[Assignment]: For the data below, say how many lines contain "true". Only the number should be given.

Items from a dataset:

+++++

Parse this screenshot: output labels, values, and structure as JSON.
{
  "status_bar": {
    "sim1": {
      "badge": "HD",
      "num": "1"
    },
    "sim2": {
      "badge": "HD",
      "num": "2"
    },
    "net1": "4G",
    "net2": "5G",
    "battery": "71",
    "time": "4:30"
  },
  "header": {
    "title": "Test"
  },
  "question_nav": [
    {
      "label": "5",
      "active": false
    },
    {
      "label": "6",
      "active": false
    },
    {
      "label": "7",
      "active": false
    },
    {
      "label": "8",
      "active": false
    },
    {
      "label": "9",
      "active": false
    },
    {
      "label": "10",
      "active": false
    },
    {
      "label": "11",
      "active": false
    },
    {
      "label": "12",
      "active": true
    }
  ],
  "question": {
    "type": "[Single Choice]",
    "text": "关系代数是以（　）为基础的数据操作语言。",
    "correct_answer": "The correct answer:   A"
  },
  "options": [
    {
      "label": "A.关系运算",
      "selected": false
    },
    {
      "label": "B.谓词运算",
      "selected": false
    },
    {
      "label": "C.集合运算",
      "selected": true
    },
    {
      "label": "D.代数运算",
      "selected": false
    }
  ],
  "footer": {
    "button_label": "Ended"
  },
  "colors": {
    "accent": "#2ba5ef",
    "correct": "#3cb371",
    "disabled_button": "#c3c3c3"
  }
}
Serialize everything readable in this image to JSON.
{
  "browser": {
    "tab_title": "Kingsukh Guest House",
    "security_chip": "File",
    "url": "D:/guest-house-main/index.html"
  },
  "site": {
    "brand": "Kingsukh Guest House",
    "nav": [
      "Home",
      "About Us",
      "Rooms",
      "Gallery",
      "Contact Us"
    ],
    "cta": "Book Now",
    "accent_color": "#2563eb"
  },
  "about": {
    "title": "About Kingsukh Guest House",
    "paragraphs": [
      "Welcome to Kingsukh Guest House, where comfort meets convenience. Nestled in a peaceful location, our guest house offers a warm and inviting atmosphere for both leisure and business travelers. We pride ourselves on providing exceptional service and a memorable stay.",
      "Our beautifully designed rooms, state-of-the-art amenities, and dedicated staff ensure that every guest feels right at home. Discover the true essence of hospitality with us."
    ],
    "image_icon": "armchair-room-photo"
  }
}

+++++

[Expected answer]: 3